Three items (and a photo) that may be of interest to those who might still need to be persuaded to vote for Obama. 
While we've endorsed hundreds of congressional candidates for election, both Democrats and Republicans, we've never before endorsed a presidential candidate. We have members on the left, in the center, and on the right, and we knew it could be controversial to choose either party's candidate for the top office in the nation. But in an era of sweeping presidential power, we must weigh in on this most important political race in the country. Standing on the sidelines is no longer an option for us.
Best Friends Animal Society (my favorite animal-centric charitable organization) recently started a petition to get the Obama family to adopt a rescue animal. After 50,000 signatures, Michelle Obama confirmed that they would be adopting a rescue.
Finally, the poodle pictured in the photo with Obama is Baby. She was rescued after ten years in a puppy mill and is the subject of this book. Obama's political mentor -- Dick Durbin -- is the author of a federal bill to stop the practice of puppy mills. Obama appears in the book as a supporter of Baby and this cause.
 Yes, this post is for my mom.
Up until last Sunday morning, I had only been pulled over by a cop once in my life: I was sixteen years-old and had forgotten to turn on my lights on my way home from my pizza-parlor job. My reaction to being pulled over (pure panic) prompted the officer to ask me if I had been drinking. Of course I was incredibly naive at the time and said: "I'm sixteen -- it's not even legal for me to drink!" And I meant it, too.
Today was Penelope's first trip to a beach, courtesy of a warm October day in San Francisco.
She's a very generous little person and will pick up things and bring them over to people. Then, she makes a little sound that sort of means "here." She started doing that with grains of sand. She'd pick up a pinch of sand and then bring it to me. What totally delights me is how she would take time to pick just the right grains out of the billions out there.
I'm sure that there is some lesson to be learned from this baby's action and that it would make some great sort of Zen parable.
It's amazing what a little color can do. Take these vivid color photographs from the 1930s-1940s available from the Library of Congress collection. Or these photos from turn-of-the-century Russia. It's the presence of color that make these folks look like they aren't that far removed from modern times. (Actually, he's not like anyone I've met lately.)
What's an autochrome, you may ask?
The process used a screen of tiny potato starch grains dyed orange-red, green and violet. Dusted onto a glass plate, the dyed grains were covered with a layer of sensitive panchromatic silver bromide emulsion. As light entered the camera, it was filtered by the dyed grains before it reached the emulsion. While the exposure time was very long, the plate could be processed easily by a photographer familiar with standard darkroom procedures. The result was a unique, realistic, positive color image on glass that required no further printing.
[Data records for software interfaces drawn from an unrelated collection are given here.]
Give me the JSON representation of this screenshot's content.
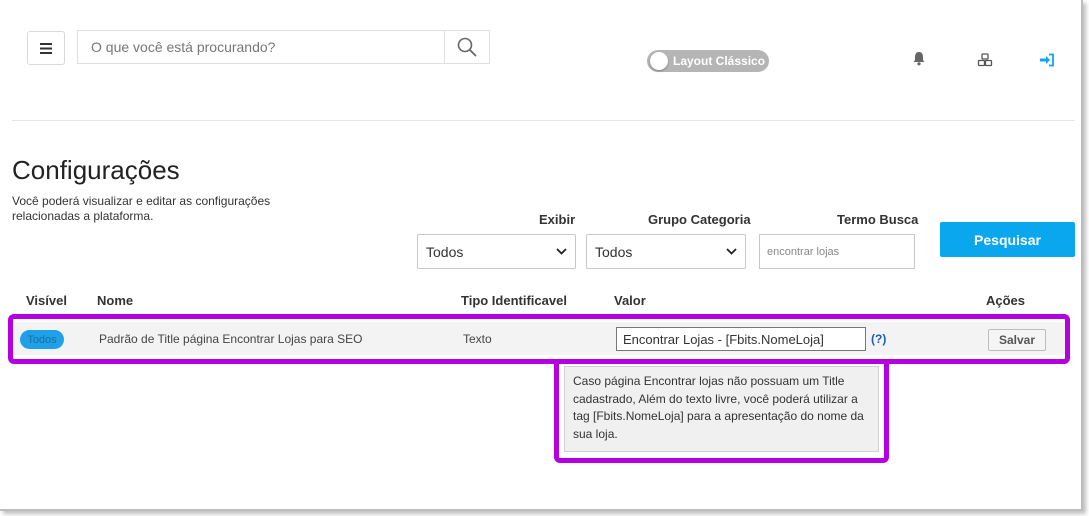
{
  "header": {
    "search_placeholder": "O que você está procurando?",
    "layout_toggle_label": "Layout Clássico",
    "icons": [
      "menu-icon",
      "search-icon",
      "bell-icon",
      "cubes-icon",
      "sign-in-icon"
    ],
    "accent_color": "#0aa7ef"
  },
  "page": {
    "title": "Configurações",
    "description": "Você poderá visualizar e editar as configurações relacionadas a plataforma."
  },
  "filters": {
    "exibir_label": "Exibir",
    "exibir_value": "Todos",
    "grupo_label": "Grupo Categoria",
    "grupo_value": "Todos",
    "termo_label": "Termo Busca",
    "termo_value": "encontrar lojas",
    "search_button": "Pesquisar"
  },
  "table": {
    "columns": [
      "Visível",
      "Nome",
      "Tipo Identificavel",
      "Valor",
      "Ações"
    ],
    "rows": [
      {
        "visivel": "Todos",
        "nome": "Padrão de Title página Encontrar Lojas para SEO",
        "tipo": "Texto",
        "valor": "Encontrar Lojas - [Fbits.NomeLoja]",
        "help": "(?)",
        "action": "Salvar"
      }
    ]
  },
  "tooltip": {
    "text": "Caso página Encontrar lojas não possuam um Title cadastrado, Além do texto livre, você poderá utilizar a tag [Fbits.NomeLoja] para a apresentação do nome da sua loja."
  },
  "highlight_color": "#b400e0"
}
I also love these photographs because they're obviously the result of experiments with a new toy.
But my favorite is this photo of a baby in a high chair from c. 1915.
Perhaps most men won't agree, but the state of women's Halloween costumes has probably hit an all-time skanky low. Since when did every costume out there have to be sexy? Strike that. Sexy would be fine -- I'm talking straight-out slutty. And it's not just the expected sort of costume: nurse, French maid, Playboy Bunny. I'm talking about utterly absurd costumes to be sluttified.
Having a one-year-old, it's very difficult to be spontaneous. That is, unless my idea of spontaneity involves a last minute trip to the park. To be fair, before Penelope, we weren't the really spontaneous types of people. Usually I had a spur-of-the-moment idea for an adventure but we'd talk ourselves out of doing most things before the fun actually began.
This dollarshort.org post was brought to you by Erikka Arone who supported the kids by donating to my DonorsChoose.org Nested & Dollarshort Challenge, [read more about it here] Donate to one of my challenge projects and see your name appear here!